WHAT THIS TASK INVOLVES:
When a line in the entries below contains "Scuba", tally it; give the tally with nothing added.

Entries from a dataset of interfaces
○ ○ ○ ○ ○
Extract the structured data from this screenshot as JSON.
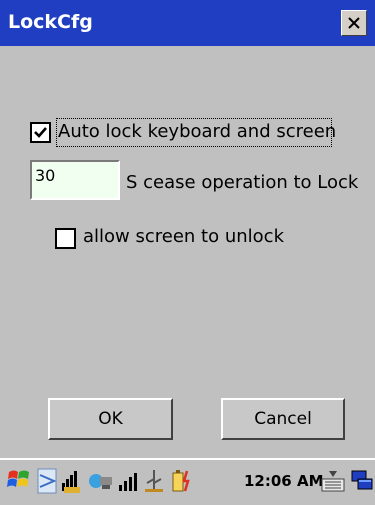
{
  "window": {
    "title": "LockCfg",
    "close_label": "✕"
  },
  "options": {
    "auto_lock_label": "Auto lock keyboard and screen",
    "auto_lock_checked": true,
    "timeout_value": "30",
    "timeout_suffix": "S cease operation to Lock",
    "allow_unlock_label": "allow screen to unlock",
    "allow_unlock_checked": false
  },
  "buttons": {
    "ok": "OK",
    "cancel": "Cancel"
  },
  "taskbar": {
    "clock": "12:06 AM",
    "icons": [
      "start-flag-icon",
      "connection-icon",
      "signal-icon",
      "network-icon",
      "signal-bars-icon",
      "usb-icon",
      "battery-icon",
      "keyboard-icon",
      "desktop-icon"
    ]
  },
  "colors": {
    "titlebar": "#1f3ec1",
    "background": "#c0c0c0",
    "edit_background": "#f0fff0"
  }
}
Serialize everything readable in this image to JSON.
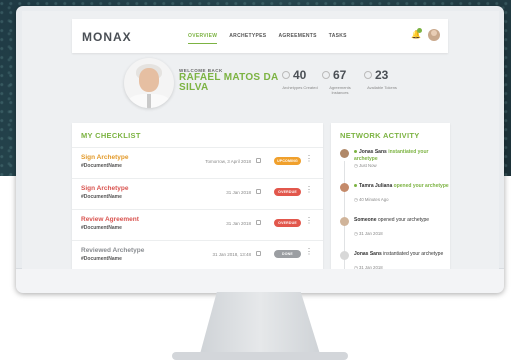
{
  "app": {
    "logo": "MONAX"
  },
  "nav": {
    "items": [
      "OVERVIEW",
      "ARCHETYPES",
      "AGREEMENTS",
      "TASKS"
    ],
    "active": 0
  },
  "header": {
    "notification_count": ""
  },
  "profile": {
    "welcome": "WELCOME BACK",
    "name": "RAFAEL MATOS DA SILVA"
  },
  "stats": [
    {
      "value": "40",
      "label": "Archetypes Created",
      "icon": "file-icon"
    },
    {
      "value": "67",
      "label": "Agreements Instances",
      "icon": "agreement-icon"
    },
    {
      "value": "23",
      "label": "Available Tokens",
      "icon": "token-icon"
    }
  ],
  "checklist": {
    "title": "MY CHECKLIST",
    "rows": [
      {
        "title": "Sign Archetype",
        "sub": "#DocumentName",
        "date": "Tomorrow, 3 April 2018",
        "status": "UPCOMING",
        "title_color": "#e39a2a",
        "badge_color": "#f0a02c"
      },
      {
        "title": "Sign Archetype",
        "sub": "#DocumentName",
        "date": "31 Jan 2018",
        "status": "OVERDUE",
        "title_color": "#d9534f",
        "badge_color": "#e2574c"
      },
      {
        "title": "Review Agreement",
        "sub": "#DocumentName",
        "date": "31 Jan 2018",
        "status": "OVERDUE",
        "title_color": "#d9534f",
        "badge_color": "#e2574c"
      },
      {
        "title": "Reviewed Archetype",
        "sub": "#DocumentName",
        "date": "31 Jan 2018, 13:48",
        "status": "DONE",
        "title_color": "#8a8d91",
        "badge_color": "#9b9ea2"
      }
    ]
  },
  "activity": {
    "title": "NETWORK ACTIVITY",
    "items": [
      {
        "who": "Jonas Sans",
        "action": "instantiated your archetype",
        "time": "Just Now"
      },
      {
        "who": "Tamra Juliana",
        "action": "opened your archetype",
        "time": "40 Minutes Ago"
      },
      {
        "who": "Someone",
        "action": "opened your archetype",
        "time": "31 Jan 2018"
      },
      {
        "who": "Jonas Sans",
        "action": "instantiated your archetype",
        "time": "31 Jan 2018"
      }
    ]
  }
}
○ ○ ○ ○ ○
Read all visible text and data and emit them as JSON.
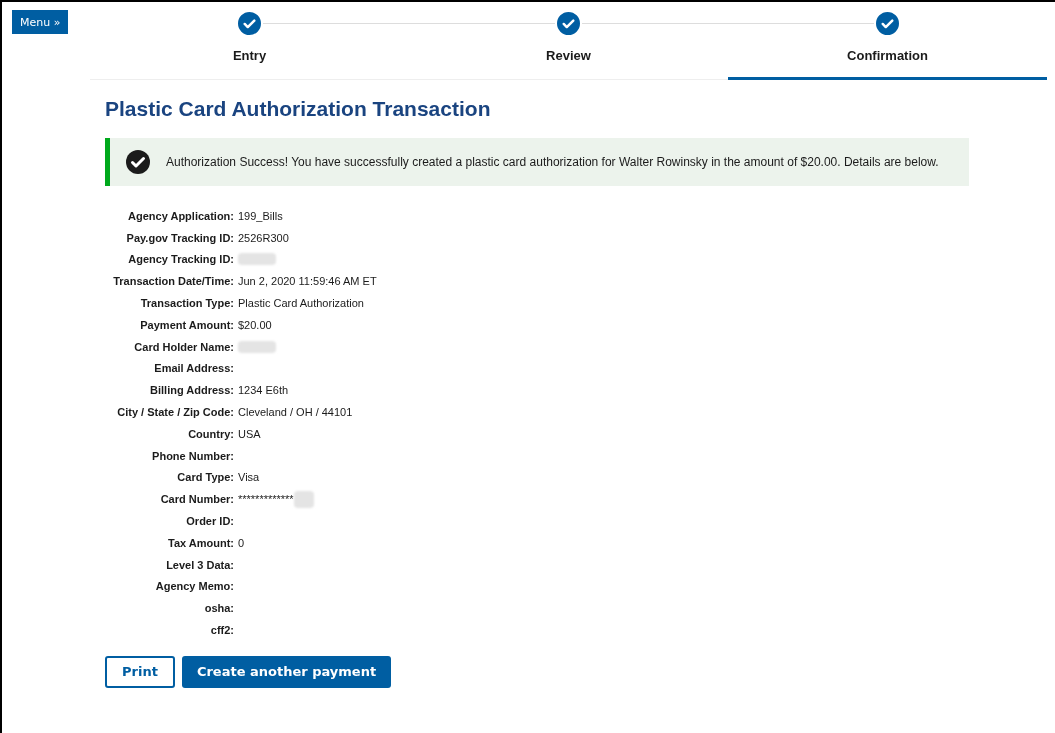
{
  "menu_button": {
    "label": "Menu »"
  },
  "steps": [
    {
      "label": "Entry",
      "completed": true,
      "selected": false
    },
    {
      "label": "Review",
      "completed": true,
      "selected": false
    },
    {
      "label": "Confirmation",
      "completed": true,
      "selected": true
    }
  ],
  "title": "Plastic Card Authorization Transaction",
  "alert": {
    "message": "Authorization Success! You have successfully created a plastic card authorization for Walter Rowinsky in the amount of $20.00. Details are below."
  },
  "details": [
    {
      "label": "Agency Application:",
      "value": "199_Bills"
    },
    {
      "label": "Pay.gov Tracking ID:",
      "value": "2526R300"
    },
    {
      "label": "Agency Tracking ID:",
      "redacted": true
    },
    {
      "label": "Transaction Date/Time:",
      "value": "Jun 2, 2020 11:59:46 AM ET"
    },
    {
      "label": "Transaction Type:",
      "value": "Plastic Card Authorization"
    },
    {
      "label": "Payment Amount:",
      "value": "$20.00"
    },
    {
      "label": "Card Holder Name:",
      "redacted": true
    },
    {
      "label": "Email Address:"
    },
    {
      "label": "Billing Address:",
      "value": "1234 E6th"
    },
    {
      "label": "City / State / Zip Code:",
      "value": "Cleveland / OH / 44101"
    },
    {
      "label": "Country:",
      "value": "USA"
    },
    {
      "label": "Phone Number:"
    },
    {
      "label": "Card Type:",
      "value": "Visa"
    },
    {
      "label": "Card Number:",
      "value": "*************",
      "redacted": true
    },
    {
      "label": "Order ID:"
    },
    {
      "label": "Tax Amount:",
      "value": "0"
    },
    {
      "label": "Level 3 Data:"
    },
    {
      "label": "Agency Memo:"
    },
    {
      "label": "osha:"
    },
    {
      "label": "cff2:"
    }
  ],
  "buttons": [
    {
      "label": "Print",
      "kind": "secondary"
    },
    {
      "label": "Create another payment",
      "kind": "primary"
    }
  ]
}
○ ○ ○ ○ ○
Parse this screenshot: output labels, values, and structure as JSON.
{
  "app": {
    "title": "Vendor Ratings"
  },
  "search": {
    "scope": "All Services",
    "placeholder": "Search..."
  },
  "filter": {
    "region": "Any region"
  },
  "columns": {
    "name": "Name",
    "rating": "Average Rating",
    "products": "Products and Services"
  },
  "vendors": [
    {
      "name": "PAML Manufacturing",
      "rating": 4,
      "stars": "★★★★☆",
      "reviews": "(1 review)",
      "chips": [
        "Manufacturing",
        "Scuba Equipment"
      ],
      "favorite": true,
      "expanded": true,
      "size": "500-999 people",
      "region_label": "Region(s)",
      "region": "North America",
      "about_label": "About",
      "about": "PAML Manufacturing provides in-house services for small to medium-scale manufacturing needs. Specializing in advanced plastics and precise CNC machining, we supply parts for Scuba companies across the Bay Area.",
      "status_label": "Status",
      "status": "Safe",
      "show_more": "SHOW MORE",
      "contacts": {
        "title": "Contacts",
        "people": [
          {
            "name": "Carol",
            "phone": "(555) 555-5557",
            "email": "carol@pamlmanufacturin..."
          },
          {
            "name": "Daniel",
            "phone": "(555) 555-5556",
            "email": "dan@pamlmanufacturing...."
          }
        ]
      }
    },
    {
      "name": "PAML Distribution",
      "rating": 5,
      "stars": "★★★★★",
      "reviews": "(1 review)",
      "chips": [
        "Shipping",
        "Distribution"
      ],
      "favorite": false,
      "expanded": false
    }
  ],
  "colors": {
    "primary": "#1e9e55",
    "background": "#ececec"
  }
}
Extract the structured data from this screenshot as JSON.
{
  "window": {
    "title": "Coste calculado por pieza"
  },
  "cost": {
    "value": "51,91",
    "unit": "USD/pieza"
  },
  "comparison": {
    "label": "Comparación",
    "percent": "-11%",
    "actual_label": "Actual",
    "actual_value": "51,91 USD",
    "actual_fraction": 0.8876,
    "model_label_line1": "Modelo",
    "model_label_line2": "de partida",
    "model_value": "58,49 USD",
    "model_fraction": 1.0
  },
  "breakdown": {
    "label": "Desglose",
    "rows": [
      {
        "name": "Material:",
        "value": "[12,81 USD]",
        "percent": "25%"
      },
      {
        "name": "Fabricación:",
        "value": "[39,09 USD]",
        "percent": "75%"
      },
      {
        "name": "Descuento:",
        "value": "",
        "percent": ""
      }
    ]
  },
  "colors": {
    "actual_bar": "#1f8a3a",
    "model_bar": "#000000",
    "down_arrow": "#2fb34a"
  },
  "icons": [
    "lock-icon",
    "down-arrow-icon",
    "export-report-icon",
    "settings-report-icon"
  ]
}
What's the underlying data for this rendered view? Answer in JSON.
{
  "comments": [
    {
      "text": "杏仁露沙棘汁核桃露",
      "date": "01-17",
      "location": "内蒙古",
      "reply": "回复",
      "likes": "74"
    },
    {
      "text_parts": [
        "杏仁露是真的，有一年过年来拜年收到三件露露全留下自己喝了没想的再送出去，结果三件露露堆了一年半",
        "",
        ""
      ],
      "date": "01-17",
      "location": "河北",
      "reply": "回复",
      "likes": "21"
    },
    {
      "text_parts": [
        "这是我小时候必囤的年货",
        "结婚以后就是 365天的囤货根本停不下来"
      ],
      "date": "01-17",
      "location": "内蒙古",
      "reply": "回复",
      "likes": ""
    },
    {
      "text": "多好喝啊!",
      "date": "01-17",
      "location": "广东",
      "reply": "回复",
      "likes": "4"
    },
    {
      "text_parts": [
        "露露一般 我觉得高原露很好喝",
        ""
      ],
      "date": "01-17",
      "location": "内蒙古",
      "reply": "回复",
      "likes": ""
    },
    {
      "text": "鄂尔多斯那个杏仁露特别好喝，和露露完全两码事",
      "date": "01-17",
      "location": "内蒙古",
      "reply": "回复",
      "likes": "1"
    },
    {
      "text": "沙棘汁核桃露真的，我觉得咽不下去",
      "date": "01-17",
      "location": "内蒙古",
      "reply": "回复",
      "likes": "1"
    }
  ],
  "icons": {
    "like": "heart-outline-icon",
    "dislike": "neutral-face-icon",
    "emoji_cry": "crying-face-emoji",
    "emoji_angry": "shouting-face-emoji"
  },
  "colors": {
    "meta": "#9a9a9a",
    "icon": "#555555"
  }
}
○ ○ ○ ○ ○
ANSWER FOR THE TASK:
2